_Task to carry out_
How many lines below include the word "selected"? State that number and nothing else.

_The data_
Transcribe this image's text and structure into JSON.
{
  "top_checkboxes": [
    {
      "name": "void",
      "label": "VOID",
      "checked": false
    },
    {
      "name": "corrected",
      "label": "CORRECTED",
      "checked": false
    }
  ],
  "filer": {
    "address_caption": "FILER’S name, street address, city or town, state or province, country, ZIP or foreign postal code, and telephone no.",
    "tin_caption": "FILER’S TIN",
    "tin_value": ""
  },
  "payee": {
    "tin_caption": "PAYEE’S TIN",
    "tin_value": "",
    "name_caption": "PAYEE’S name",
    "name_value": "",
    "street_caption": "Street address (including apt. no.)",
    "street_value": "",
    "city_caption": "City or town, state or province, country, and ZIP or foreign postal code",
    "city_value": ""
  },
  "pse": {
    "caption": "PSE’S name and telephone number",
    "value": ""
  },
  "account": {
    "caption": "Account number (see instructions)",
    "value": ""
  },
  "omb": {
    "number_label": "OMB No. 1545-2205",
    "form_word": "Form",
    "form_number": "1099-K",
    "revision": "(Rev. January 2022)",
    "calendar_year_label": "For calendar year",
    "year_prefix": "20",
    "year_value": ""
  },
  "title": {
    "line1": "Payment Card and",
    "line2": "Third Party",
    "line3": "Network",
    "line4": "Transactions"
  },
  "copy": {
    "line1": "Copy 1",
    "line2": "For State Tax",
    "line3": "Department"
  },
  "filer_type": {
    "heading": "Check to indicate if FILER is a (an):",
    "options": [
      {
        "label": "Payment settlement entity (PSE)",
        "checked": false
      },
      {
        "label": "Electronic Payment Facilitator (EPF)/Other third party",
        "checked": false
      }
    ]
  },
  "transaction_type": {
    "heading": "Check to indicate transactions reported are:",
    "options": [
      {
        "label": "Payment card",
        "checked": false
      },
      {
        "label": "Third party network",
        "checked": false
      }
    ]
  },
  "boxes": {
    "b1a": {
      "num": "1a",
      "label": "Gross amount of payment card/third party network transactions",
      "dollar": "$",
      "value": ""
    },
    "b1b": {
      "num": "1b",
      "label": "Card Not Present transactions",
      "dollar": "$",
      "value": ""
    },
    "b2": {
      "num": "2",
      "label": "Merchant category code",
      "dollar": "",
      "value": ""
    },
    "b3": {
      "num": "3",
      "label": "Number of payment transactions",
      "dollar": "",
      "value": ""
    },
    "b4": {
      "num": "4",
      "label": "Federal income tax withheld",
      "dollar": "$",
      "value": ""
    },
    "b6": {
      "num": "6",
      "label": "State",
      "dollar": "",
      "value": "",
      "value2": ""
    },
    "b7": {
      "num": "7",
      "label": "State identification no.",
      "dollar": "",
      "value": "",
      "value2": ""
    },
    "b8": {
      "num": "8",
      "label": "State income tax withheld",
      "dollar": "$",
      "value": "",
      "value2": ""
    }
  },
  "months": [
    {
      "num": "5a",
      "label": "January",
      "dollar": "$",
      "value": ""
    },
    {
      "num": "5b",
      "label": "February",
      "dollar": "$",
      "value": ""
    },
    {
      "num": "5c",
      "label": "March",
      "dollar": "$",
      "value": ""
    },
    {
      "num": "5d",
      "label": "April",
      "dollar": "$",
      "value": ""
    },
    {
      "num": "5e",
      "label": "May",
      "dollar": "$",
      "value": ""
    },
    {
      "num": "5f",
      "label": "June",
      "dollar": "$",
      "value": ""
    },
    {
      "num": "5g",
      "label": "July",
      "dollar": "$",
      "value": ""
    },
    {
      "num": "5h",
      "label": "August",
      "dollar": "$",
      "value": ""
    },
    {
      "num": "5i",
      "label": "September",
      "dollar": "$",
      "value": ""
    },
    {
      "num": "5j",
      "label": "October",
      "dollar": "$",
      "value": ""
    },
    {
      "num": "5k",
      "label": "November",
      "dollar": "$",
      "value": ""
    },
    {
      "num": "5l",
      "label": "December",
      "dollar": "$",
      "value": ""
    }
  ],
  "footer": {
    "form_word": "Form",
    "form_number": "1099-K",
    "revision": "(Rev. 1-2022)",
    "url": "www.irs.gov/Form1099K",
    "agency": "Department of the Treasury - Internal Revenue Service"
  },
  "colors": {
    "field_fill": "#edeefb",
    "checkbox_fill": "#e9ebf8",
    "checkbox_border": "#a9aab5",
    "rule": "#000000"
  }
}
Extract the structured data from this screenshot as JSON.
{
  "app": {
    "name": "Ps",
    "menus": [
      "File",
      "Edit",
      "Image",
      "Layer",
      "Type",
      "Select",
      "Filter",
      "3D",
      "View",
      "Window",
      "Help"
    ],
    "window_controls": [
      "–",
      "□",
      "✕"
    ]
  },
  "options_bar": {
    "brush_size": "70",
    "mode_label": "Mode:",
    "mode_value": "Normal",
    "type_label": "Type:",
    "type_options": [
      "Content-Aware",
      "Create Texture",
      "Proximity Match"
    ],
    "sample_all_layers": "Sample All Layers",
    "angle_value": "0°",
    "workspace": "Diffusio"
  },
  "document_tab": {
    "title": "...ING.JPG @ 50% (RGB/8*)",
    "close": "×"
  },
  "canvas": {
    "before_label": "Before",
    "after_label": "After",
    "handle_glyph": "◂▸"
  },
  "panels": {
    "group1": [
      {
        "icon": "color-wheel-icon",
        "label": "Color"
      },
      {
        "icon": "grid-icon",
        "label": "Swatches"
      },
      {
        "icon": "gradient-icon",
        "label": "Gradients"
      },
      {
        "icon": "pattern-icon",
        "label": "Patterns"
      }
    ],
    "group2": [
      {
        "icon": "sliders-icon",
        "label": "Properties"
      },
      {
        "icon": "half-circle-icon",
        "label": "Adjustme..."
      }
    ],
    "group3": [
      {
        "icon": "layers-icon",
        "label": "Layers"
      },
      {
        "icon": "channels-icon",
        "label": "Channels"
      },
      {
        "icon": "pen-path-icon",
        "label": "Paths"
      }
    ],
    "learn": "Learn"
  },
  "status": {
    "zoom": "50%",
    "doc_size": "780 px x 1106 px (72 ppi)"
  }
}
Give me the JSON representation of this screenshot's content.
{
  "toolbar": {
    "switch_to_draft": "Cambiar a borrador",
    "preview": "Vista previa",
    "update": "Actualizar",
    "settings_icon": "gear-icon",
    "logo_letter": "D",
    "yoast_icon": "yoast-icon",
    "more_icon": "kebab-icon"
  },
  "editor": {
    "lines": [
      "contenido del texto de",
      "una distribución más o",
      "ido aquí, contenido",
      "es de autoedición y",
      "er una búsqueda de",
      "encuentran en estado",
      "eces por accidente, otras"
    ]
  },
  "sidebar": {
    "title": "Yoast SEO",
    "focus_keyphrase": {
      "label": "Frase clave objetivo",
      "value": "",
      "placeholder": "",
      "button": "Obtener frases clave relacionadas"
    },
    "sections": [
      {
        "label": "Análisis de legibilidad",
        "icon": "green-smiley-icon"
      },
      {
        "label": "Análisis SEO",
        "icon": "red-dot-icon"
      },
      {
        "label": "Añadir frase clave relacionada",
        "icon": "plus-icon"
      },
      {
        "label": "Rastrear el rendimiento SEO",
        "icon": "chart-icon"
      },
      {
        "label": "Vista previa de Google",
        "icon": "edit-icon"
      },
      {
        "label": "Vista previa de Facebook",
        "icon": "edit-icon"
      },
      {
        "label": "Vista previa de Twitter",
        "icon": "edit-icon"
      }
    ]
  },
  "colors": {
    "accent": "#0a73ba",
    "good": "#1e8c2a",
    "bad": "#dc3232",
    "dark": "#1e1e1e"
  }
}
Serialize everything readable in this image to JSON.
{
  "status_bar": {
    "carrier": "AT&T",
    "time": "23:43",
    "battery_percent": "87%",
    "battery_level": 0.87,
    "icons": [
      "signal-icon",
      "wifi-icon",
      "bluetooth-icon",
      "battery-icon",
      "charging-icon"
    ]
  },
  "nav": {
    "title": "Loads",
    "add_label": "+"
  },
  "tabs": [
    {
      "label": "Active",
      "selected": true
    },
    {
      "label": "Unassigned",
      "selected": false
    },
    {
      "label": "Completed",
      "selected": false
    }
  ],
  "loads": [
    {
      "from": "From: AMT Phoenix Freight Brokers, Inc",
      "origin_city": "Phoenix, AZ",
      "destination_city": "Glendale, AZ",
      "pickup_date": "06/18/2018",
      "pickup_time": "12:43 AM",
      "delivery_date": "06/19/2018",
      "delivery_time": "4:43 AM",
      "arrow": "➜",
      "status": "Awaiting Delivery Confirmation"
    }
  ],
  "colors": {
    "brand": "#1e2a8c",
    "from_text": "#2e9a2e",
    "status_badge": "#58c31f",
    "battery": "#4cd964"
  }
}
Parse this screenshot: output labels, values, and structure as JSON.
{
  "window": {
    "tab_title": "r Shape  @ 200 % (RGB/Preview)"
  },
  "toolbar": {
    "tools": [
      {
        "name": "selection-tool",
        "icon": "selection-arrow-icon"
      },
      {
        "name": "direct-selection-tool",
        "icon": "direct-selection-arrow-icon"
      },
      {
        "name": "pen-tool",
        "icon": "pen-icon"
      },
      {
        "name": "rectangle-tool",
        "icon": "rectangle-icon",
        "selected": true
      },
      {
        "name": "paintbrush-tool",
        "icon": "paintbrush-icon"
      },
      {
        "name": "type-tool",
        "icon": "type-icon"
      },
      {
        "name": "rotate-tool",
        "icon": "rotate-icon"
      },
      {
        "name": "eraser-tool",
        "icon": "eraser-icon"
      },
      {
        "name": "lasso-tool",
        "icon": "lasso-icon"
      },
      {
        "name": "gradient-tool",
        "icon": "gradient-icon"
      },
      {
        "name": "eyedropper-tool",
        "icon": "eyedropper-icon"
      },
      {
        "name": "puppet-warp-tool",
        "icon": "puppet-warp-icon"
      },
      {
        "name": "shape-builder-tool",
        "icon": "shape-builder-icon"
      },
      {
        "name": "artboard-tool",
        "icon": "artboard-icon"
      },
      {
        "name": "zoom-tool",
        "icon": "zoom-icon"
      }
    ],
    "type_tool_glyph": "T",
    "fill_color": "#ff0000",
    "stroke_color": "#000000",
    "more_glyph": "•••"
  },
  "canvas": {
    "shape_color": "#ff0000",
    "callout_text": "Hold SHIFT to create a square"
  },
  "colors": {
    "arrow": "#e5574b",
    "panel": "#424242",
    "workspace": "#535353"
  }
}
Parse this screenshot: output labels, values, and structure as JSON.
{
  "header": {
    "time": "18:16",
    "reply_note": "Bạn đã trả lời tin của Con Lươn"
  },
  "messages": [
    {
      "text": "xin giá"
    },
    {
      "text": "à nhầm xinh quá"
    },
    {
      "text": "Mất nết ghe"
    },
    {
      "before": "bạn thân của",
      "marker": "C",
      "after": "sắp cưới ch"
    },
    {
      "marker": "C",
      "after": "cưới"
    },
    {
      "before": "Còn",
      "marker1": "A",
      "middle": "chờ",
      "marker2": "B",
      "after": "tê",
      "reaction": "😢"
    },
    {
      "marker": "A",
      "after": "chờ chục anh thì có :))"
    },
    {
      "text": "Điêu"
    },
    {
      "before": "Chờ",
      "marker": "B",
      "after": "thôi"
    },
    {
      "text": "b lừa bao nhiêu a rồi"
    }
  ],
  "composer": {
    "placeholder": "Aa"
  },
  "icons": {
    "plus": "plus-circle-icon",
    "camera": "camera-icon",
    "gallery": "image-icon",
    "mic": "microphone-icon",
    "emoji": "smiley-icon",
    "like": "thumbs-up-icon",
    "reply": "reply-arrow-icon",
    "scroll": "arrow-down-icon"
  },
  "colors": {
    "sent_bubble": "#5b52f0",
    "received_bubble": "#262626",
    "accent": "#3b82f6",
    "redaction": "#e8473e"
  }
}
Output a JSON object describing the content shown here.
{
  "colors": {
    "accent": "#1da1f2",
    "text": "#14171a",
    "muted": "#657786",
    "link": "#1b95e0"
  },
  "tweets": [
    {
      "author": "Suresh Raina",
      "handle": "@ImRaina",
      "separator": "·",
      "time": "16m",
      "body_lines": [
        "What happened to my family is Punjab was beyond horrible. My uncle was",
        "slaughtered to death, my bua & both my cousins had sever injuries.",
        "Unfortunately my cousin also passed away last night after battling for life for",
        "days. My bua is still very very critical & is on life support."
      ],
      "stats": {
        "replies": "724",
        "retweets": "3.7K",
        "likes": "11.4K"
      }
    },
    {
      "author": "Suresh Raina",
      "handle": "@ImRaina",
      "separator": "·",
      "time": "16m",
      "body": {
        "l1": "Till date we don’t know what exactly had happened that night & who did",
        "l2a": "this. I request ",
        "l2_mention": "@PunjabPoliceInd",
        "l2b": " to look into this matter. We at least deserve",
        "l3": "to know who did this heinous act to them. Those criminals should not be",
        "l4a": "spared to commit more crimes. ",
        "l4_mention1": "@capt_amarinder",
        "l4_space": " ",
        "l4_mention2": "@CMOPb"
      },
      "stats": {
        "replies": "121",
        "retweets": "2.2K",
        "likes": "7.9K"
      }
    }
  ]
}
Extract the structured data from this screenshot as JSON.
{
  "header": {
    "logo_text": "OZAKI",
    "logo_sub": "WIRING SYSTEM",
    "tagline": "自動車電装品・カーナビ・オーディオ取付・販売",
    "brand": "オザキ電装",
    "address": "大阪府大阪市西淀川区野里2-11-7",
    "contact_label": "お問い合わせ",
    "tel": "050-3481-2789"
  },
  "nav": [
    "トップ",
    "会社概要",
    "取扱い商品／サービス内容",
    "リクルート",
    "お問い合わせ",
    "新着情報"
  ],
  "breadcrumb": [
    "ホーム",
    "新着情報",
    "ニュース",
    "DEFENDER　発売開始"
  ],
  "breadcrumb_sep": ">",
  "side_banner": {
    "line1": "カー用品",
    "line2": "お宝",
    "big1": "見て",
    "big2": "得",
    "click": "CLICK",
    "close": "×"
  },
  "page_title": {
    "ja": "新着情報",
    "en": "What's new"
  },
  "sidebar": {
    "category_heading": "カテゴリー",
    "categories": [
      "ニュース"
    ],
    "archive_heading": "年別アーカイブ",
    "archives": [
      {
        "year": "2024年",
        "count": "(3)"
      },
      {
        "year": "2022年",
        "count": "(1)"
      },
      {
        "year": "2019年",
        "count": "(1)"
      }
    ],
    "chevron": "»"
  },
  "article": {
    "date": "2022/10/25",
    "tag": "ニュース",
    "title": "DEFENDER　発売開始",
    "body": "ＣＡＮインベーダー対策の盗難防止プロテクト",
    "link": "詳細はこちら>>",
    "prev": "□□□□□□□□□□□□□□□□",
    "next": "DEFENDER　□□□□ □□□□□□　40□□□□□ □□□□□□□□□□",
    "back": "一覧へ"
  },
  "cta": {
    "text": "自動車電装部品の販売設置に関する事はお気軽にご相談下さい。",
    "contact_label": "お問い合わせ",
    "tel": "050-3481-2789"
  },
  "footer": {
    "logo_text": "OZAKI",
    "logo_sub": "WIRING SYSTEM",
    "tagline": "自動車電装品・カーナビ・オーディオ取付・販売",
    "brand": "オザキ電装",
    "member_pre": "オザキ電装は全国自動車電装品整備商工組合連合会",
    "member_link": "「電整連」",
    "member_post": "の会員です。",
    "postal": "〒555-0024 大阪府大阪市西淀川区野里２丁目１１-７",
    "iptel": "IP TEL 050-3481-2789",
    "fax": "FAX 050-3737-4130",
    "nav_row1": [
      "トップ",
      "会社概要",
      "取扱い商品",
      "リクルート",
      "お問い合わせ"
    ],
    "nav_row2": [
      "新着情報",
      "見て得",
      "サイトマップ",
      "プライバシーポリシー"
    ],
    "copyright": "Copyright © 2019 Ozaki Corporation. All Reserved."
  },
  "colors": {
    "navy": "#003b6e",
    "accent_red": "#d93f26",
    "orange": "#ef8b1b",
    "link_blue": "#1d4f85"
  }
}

_Worked solution_
4